Cover image for Pathmarks
Heidegger, Martin, 1889-1976.
Uniform Title:
Wegmarken. English
Publication Information:
Cambridge ; New York : Cambridge University Press, 1998.
Physical Description:
xiii, 385 pages ; 23 cm
Subject Term:


Format :


Call Number
Material Type
Home Location
Item Holds
B3279.H48 W413 1998 Adult Non-Fiction Central Closed Stacks

On Order



This is the first time that a seminal collection of fourteen essays by Martin Heidegger (originally published in German under the title Wegmarken) has appeared in English in its complete form. It includes new or first-time translations of seven essays, and thoroughly revised, updated versions of the other seven.

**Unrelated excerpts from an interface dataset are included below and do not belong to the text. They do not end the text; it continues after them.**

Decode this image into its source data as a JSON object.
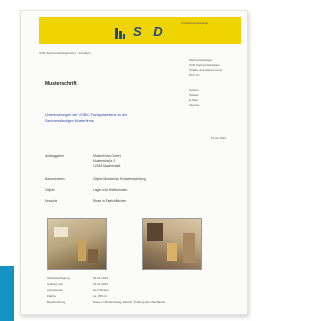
{
  "colors": {
    "header": "#f0d400",
    "brand_text": "#1f4a8e",
    "accent": "#1592c4"
  },
  "header": {
    "logo_text": "S D",
    "logo_icon": "logo-mark-icon",
    "tag": "Prüfsachverständige"
  },
  "sender_line": "SVD Sachverständigenbüro · Postfach",
  "address": [
    "Sachverständiger",
    "SVD Sachverständigen",
    "Straße und Hausnummer",
    "PLZ Ort"
  ],
  "contact": [
    "Telefon",
    "Telefax",
    "E-Mail",
    "Internet"
  ],
  "doc_title": "Musterschrift",
  "subject": "Untersuchungen der VOB/C Fachgutachtens zu der Sachverständigen Musterfirma",
  "date": "01.01.2012",
  "facts": [
    {
      "label": "Auftraggeber",
      "value": [
        "Musterfirma GmbH",
        "Musterstraße 1",
        "12345 Musterstadt"
      ]
    },
    {
      "label": "Bauvorhaben",
      "value": [
        "Objekt Musterbau Schadensprüfung"
      ]
    },
    {
      "label": "Objekt",
      "value": [
        "Lager und Hallenboden"
      ]
    },
    {
      "label": "Ursache",
      "value": [
        "Risse in Estrichflächen"
      ]
    }
  ],
  "details": [
    {
      "label": "Ortsbesichtigung",
      "value": "01.01.2012"
    },
    {
      "label": "Auftrag vom",
      "value": "01.01.2012"
    },
    {
      "label": "Anwesende",
      "value": "Herr Muster"
    },
    {
      "label": "Fläche",
      "value": "ca. 250 m²"
    },
    {
      "label": "Beschreibung",
      "value": "Risse im Bodenbelag, Estrich, Prüfung der Oberfläche"
    }
  ]
}
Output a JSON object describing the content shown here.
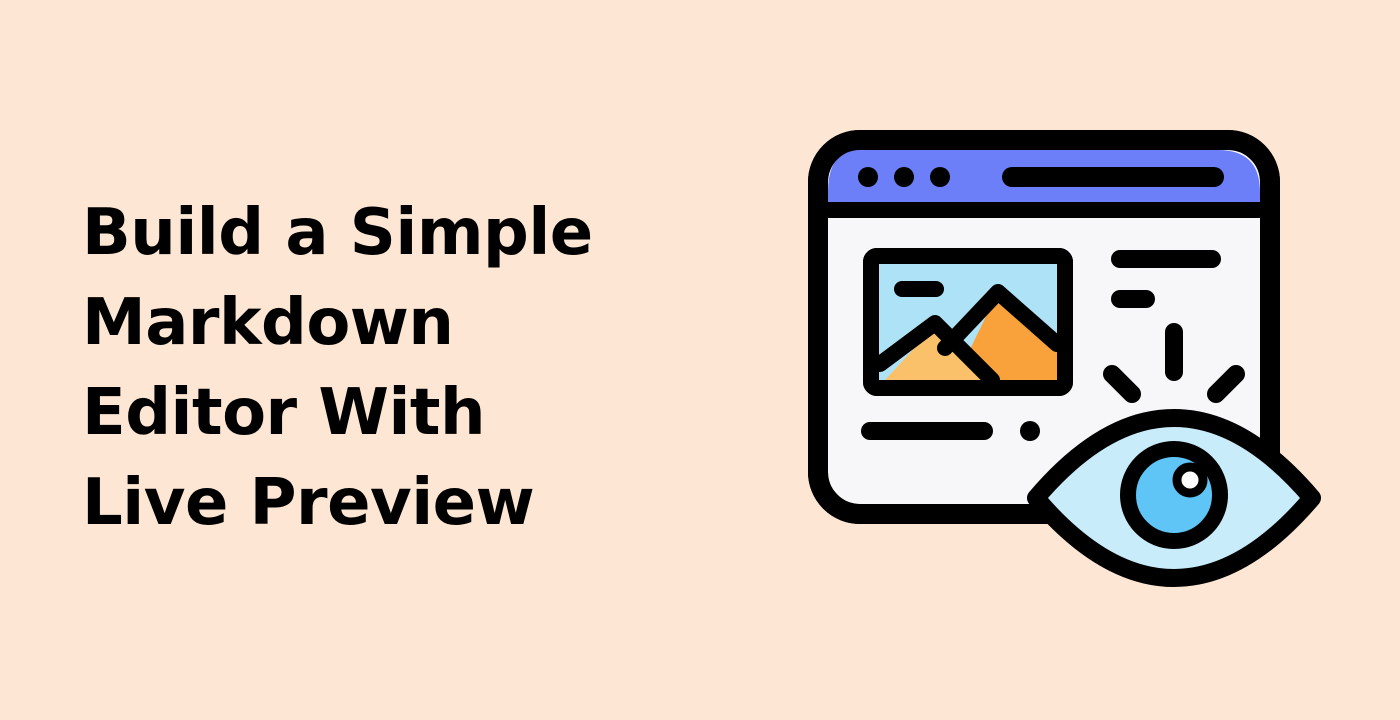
{
  "title_lines": [
    "Build a Simple",
    "Markdown",
    "Editor With",
    "Live Preview"
  ],
  "colors": {
    "background": "#fde6d3",
    "browser_bar": "#6c7ff8",
    "window_body": "#f7f7fa",
    "image_sky": "#aee2f7",
    "mountain_large": "#f9a23c",
    "mountain_small": "#fbc16a",
    "eye_white": "#c9ecfb",
    "iris": "#5fc4f6",
    "outline": "#000000"
  },
  "icons": {
    "illustration": "browser-window-preview-icon",
    "image": "image-placeholder-icon",
    "eye": "eye-icon"
  }
}
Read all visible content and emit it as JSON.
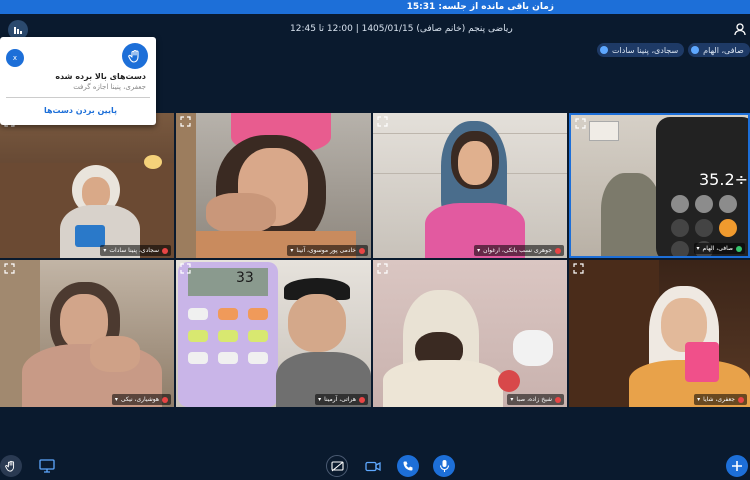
{
  "top_banner": {
    "text": "زمان باقی مانده از جلسه: 15:31"
  },
  "header": {
    "session_info": "ریاضی پنجم (خانم صافی) 1405/01/15 | 12:00 تا 12:45"
  },
  "presenter_chips": [
    {
      "label": "صافی، الهام"
    },
    {
      "label": "سجادی، پنینا سادات"
    }
  ],
  "raise_hand_popup": {
    "title": "دست‌های بالا برده شده",
    "subtitle": "جعفری، پنینا اجازه گرفت",
    "lower_hands_label": "پایین بردن دست‌ها",
    "close_label": "x"
  },
  "participants": [
    {
      "name": "سجادی، پنینا سادات"
    },
    {
      "name": "خادمی پور موسوی، آتینا"
    },
    {
      "name": "جوهری نسب باتکی، ارغوان"
    },
    {
      "name": "صافی، الهام"
    },
    {
      "name": "هوشیاری، نیکی"
    },
    {
      "name": "هراتی، آرمینا"
    },
    {
      "name": "شیخ زاده، صبا"
    },
    {
      "name": "جعفری، شایا"
    }
  ],
  "colors": {
    "accent": "#1d6fd8",
    "background": "#0a1a2e",
    "mic_off": "#e84545",
    "mic_on": "#34c36b"
  }
}
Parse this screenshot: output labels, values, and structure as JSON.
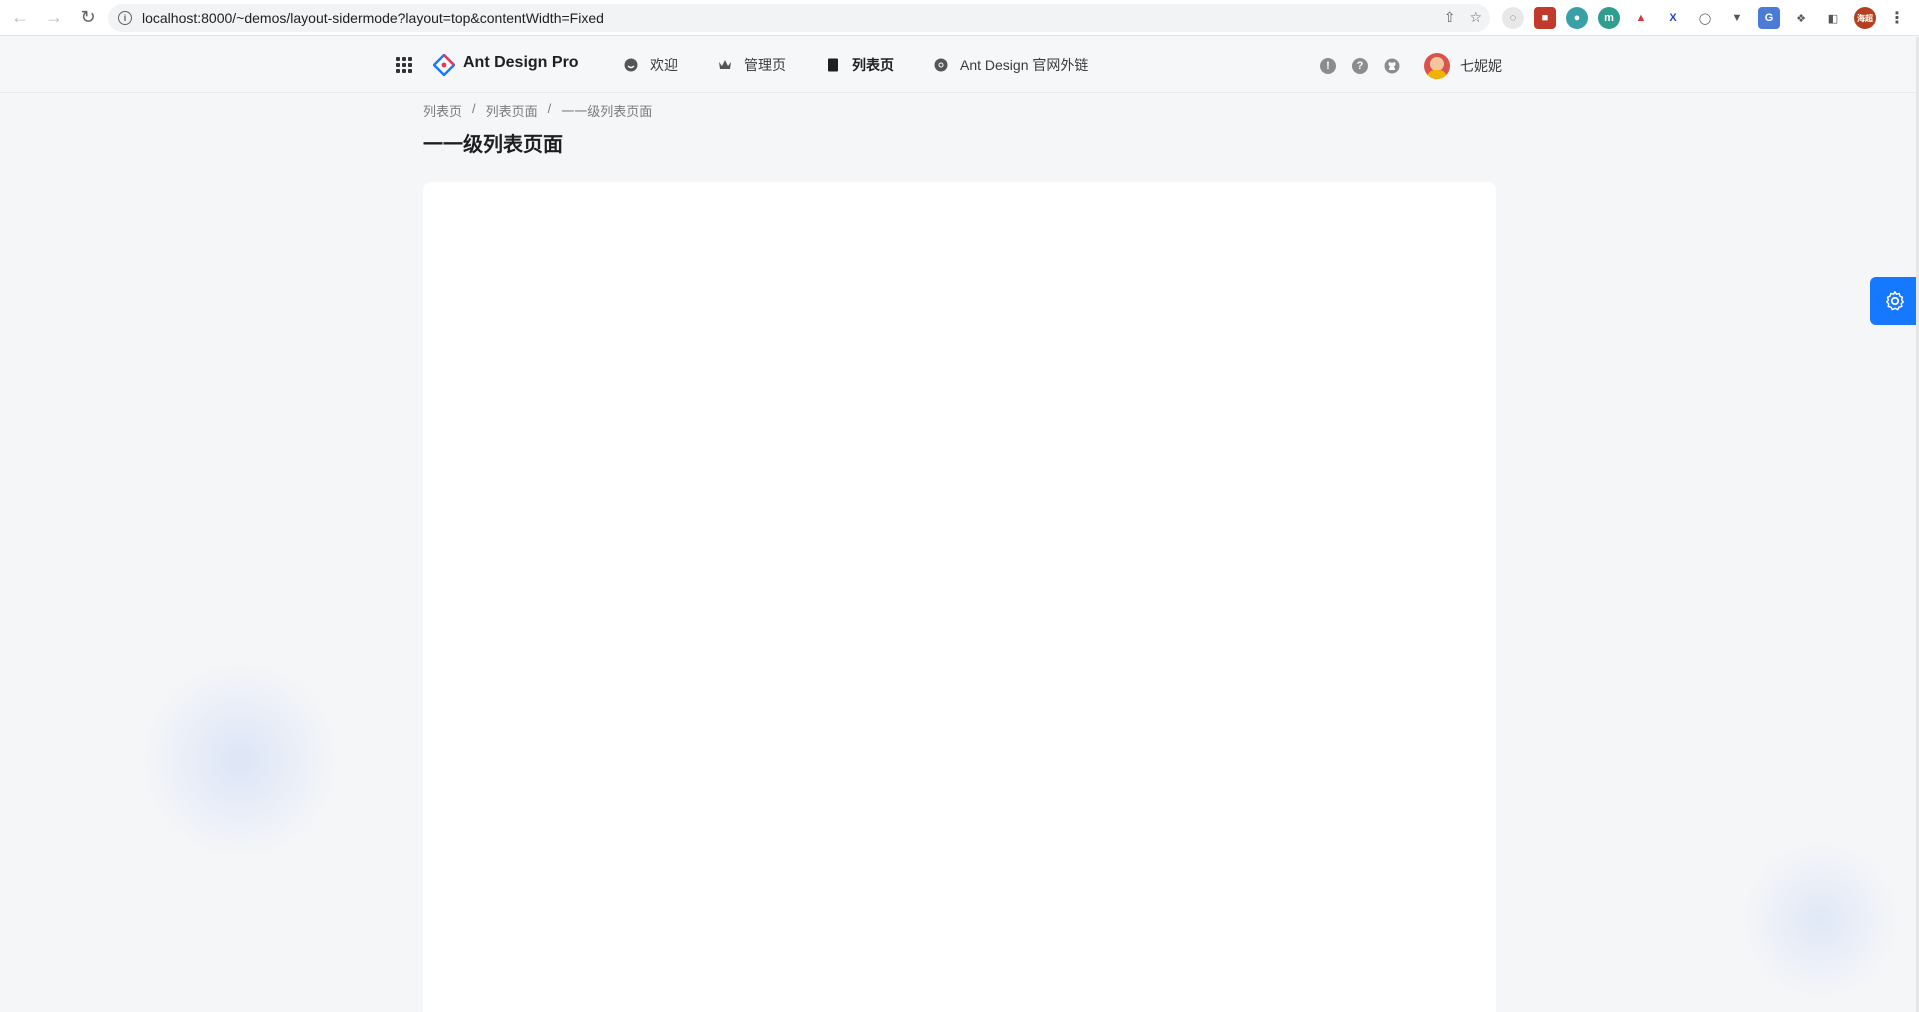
{
  "browser": {
    "url": "localhost:8000/~demos/layout-sidermode?layout=top&contentWidth=Fixed",
    "back_icon": "arrow-left-icon",
    "forward_icon": "arrow-right-icon",
    "reload_icon": "reload-icon",
    "profile_label": "海超"
  },
  "header": {
    "brand": "Ant Design Pro",
    "menu": [
      {
        "label": "欢迎",
        "icon": "smile-icon",
        "active": false
      },
      {
        "label": "管理页",
        "icon": "crown-icon",
        "active": false
      },
      {
        "label": "列表页",
        "icon": "table-icon",
        "active": true
      },
      {
        "label": "Ant Design 官网外链",
        "icon": "chrome-icon",
        "active": false
      }
    ],
    "actions": [
      "info-icon",
      "question-icon",
      "github-icon"
    ],
    "username": "七妮妮"
  },
  "breadcrumb": [
    "列表页",
    "列表页面",
    "一一级列表页面"
  ],
  "page": {
    "title": "一一级列表页面"
  },
  "colors": {
    "primary": "#1677ff",
    "background": "#f5f6f8"
  }
}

Amongst the new translations are such key essays as 'On the Essence of Ground', 'Hegel and the Greeks' and 'On the Question of Being'. Spanning a period from 1919-61, these essays have become established points of reference for all those with a serious interest in Heidegger. Now collected for the first time in translations by an experienced Heidegger translator and scholar, they will prove an essential resource for all students of Heidegger.

Author Notes

Martin Heidegger was born in Messkirch, Baden, Germany on September 22, 1889. He studied Roman Catholic theology and philosophy at the University of Frieburg before joining the faculty at Frieburg as a teacher in 1915. Eight years later Heidegger took a teaching position at Marburg. He taught there until 1928 and then went back to Frieburg as a professor of philosophy.

As a philosopher, Heidegger developed existential phenomenology. He is still widely regarded as one of the most original philosophers of the 20th century. Influenced by other philosophers of his time, Heidegger wrote the book, Being in Time, in 1927. In this work, which is considered one of the most important philosophical works of our time, Heidegger asks and answers the question "What is it, to be?" Other books written by Heidegger include Basic Writings, a collection of Heidegger's most popular writings; Nietzsche, an inquiry into the central issues of Friedrich Nietzsche's philosophy; On the Way to Language, Heidegger's central ideas on the origin, nature and significance of language; and What is Called Thinking, a systematic presentation of Heidegger's later philosophy.

Since the 1960s, Heidegger's influence has spread beyond continental Europe and into a number of English-speaking countries. Heidegger died in Messkirch on May 26, 1976.

(Bowker Author Biography)

Reviews 1

Choice Review

McNeill (DePaul Univ., Chicago) has done scholars of contemporary thought a great service by bringing together for the first time in English a translation of Heidegger's classic collection of 14 pieces Wegmarken, as it is now found in volume 9 of his Gesamtausgabe (Collected Works, 1976). Included in the text as first-time translations are Heidegger's early review of Karl Jaspers's Psychology of Worldviews (1919/21), his edited excerpts "From the Last Marburg Lecture Course" (1928), and his essay, "Hegel and the Greeks" (1958). There are also new translations of "On the Essence of Ground" (1929), "Plato's Doctrine of Truth" (1931/32,40), "Postscript to What is Metaphysics?' " (1943), and "On the Question of Being" (1955). All the translations are uniformly excellent, making this text an excellent choice for all collections supporting undergraduate and graduate programs in philosophy. Highly recommended. R. M. Stewart; Austin College

Table of Contents

EditorÆs Preface
Preface to the German edition
Comments on Karl JaspersÆs Psychology of Worldviews (1919-21)
Phenomenology and Theology (1927)
From the Last Marburg Lecture Course (1928)
What is Metaphysics? (1929)
On the Essence of Ground (1929)
On the Essence of Truth (1930)
PlatoÆs Doctrine of Truth (1931/32, 1940)
On the Essence and Concept in AristotleÆs Physics B, 1 (1939)
Postscript to æWhat is Metaphysics?Æ (1943)
Letter on Humanism (1946)
Introduction to æWhat is Metaphysics?Æ (1949)
On the Question of Being (1955)
Hegel and the Greeks (1958)
KantÆs Thesis About Being (1961)
Notes References
EditorÆs postscript to the German edition